[Collected data]

<<<<

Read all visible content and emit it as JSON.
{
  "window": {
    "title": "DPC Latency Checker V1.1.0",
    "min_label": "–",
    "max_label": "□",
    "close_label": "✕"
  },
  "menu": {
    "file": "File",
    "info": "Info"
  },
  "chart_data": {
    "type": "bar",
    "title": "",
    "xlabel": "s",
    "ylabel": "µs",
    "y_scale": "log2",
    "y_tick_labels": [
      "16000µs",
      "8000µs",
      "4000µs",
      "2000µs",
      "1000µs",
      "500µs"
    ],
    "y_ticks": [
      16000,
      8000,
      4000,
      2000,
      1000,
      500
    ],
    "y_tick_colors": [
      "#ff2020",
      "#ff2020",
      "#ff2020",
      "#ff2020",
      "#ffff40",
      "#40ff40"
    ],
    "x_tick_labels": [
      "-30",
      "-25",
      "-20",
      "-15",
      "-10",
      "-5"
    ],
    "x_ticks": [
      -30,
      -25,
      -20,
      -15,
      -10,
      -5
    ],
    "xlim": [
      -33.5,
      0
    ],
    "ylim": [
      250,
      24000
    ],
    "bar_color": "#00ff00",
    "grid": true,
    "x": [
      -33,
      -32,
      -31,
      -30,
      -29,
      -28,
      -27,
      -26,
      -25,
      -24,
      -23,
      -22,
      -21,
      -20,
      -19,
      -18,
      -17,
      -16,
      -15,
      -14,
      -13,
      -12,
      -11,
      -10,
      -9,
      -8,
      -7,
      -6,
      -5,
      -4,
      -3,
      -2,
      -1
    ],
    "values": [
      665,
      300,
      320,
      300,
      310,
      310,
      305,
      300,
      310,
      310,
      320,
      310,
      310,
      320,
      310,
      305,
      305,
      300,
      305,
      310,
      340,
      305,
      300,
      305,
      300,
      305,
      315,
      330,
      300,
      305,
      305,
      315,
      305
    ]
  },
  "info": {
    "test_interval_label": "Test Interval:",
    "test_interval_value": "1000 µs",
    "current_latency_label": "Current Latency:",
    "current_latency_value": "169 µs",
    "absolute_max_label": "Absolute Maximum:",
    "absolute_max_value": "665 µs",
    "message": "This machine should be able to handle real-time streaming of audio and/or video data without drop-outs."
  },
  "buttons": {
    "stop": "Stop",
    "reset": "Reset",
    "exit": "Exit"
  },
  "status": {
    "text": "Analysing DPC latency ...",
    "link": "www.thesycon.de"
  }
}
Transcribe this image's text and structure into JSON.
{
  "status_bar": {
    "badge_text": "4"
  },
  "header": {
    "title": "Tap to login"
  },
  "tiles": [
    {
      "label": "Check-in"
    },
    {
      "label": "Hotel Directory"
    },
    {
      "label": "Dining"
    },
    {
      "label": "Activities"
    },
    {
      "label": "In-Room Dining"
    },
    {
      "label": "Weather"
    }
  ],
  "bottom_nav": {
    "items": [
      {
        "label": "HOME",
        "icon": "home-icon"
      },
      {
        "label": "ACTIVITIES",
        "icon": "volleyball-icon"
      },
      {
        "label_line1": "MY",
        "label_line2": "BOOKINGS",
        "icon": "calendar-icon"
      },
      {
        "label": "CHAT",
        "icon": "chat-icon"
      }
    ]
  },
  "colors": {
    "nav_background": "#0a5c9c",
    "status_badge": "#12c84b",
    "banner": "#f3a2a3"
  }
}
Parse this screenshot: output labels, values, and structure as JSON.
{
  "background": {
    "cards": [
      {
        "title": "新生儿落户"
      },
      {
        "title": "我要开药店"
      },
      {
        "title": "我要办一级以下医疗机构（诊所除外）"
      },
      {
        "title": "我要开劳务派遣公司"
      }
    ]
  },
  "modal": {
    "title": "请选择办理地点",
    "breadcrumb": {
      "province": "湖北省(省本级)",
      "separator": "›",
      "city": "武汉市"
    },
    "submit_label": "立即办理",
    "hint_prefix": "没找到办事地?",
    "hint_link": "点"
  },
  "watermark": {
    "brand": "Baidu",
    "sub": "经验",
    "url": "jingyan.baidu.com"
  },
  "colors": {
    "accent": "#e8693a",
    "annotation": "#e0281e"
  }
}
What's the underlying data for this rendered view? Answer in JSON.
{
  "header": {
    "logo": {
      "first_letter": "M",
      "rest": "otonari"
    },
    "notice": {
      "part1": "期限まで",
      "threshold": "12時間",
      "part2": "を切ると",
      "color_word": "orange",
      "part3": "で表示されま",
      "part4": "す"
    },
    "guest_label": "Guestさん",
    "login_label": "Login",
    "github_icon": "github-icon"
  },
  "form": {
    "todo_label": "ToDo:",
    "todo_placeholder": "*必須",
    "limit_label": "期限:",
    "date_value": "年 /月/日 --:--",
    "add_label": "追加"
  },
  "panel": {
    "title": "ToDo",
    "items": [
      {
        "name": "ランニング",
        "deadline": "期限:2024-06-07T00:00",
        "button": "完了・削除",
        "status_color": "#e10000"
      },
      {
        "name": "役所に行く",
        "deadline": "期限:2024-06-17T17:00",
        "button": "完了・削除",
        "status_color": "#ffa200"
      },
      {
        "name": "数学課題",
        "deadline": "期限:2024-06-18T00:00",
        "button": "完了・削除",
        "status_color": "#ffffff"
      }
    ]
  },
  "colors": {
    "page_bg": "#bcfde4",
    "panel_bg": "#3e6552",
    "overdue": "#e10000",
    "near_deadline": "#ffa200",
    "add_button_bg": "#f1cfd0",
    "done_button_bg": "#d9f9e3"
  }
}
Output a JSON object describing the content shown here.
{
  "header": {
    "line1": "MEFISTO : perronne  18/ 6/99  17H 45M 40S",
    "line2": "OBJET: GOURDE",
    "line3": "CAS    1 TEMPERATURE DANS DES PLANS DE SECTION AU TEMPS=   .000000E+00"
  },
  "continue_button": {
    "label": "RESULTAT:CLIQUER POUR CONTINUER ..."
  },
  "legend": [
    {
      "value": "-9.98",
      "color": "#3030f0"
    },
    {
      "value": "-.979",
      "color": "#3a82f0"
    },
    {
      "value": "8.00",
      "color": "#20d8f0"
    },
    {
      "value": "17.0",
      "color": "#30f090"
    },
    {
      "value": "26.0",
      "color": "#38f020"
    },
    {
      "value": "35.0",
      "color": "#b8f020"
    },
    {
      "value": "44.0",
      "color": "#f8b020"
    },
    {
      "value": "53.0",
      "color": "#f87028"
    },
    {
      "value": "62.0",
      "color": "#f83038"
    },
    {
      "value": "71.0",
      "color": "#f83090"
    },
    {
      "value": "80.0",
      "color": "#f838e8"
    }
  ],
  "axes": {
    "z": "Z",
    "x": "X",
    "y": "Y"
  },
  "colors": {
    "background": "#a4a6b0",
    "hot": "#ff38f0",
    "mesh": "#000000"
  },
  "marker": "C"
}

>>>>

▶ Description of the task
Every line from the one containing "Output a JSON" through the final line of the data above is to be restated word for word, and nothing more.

▶ Reply
Output a JSON object describing the content shown here.
{
  "header": {
    "line1": "MEFISTO : perronne  18/ 6/99  17H 45M 40S",
    "line2": "OBJET: GOURDE",
    "line3": "CAS    1 TEMPERATURE DANS DES PLANS DE SECTION AU TEMPS=   .000000E+00"
  },
  "continue_button": {
    "label": "RESULTAT:CLIQUER POUR CONTINUER ..."
  },
  "legend": [
    {
      "value": "-9.98",
      "color": "#3030f0"
    },
    {
      "value": "-.979",
      "color": "#3a82f0"
    },
    {
      "value": "8.00",
      "color": "#20d8f0"
    },
    {
      "value": "17.0",
      "color": "#30f090"
    },
    {
      "value": "26.0",
      "color": "#38f020"
    },
    {
      "value": "35.0",
      "color": "#b8f020"
    },
    {
      "value": "44.0",
      "color": "#f8b020"
    },
    {
      "value": "53.0",
      "color": "#f87028"
    },
    {
      "value": "62.0",
      "color": "#f83038"
    },
    {
      "value": "71.0",
      "color": "#f83090"
    },
    {
      "value": "80.0",
      "color": "#f838e8"
    }
  ],
  "axes": {
    "z": "Z",
    "x": "X",
    "y": "Y"
  },
  "colors": {
    "background": "#a4a6b0",
    "hot": "#ff38f0",
    "mesh": "#000000"
  },
  "marker": "C"
}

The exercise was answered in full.